The Music Of LoveBy KIERAN GRANT, <!A HREF="" TARGET=_blank>Toronto Sun, October 22nd, 2001.
MUSIC WITHOUT BORDERS LIVE
Air Canada Centre, Toronto
Sunday, October 21, 2001
It's been an unprecedented couple of months for concert fundraisers in and for the United States Of America.
But when Alanis Morissette encouraged a sold-out crowd at the Air Canada Centre last night to "send love to a country and culture that needs love right now," she wasn't talking about her adopted U.S. home.
She was talking about Afghanistan.
Along with The Tragically Hip, Barenaked Ladies, Our Lady Peace, Bruce Cockburn and Toronto rapper Choclair, Morissette was part of the roster of A-list Canadian musical talent assembled for Music Without Borders Live.
The concert was set up to benefit the United Nations' Donor Alert plan to raise an estimated $650 million to aid those caught in the current crossfire in and around Afghanistan.
All proceeds from ticket sales went to the appeal, with concert promoters, IATSE stage crews, security, and food services staff all donating their time free of charge.
With tickets priced at a relatively low $35, the show drew a capacity crowd of 20,000, putting the amount raised at $700,000 Cdn. Donations were also taken by phone, with MuchMusic broadcasting part of the event live and CBC airing it in its entirety later in the night.
Guests such as Vince Carter, Peter Mansbridge and Jason Priestly were on hand to introduce the acts.
The Tragically Hip, knocking out favourites Grace,Too and Music@work, acted as de facto headliners of the straight-forward show, closing with a 40-minute set that ended just before midnight. That top status was confirmed as the heavy Hip contingent in the audience erupted when Gord Downie made his first appearance to introduce Morissette earlier.
Glimpses at the crowd a "Canada (hearts) USA" banner, for instance suggested that some fans were concerned with showing added solidarity with our American cousins.
Still, there was little jingoism, pomp and/or circumstance as the performers got down to what the crowd had paid for.
Our Lady Peace weighed in with hits like Superman's Dead, Naveed, Clumsy, and some suitably earnest commentary.

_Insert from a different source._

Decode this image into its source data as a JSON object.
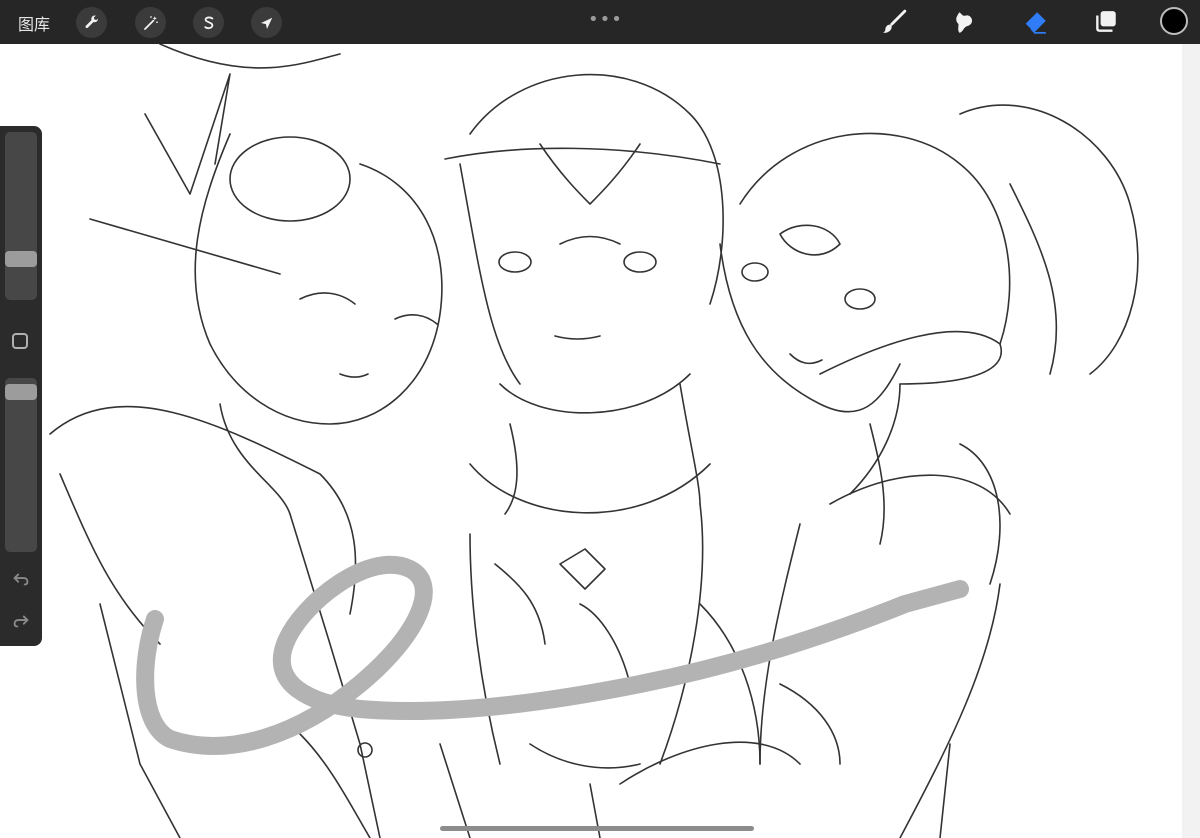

Much of the audience was filing in earlier when, following a 15-minute spot by Choclair, Cockburn performed his sombre half-hour turn on acoustic guitar, throwing in a new song and his fitting classic Lovers In A Dangerous Time, performed with the Barenaked Ladies' Steven Page.
BNL provided the night's levity, romping through a truncated performance with the kind of mugging enthusiasm expected from them. Oddly, it was Page and BNL drummer Tyler Stewart who were the most outspoken and incisive during a pre-concert press conference earlier in the day, outlining the difference between Music Without Borders and the many charity rock shows held on both sides of the U.S.-Canada border in the wake of the Sept. 11, such as Saturday's star-studded Concert For New York City at Madison Square Garden.
"This is in some ways a more difficult concert than (the Concert For NYC)," Page said. "That had a direct focus on celebrating the heroes of Sept.11 and mourning the losses of that day. What we're doing here is about Canadian artists banding together to try and help the citizens of Afghanistan get the food, shelter and health care that they need.
"You have to peel away a lot of issues here to get to the basic sanctity of human life. We have to put a lot of our ideologies aside and try to help people.
"There's been a lot of talk about collateral damage, which is a euphemism for innocent people dying. We would like to help prevent that as much as possible. I think most Canadians would agree on that."
Stewart upped the ante, pointing out that the U.S. is, with Canadian support, delivering humanitarian aid while at the same time "bombing the crap" out of Afghanistan.
"A lot more innocent people are going to die, and the reasons for them dying aren't carved in stone," he said. "It's important for Canadians to remember that we have a luxury in that we're next to the biggest, most powerful country, but we have our own tradition for humanitarianism. Mr. Bush said, 'You're either with us or you're with the terrorists.' That doesn't leave much room for alternative ideas.
"This is not anti-American," he stressed. "It's pro-human life."
United Nations Association in Canada executive director Steve Mason told reporters that an estimated 7.5 million Afghan civilians about a third of the country's population will require humanitarian aid. Funds from Music Without Borders will be divided between UN agencies such as the World Food Program and UNICEF.
An additional 20% of the money raised last night will go to War Child Canada, which assists child victims of war around the world.
"People who pay for tickets tonight will be able to go to a Web site and see where a portion of that money is going," Our Lady Peace singer Raine Maida said. "It's important to show that a small Canadian charity can make a difference."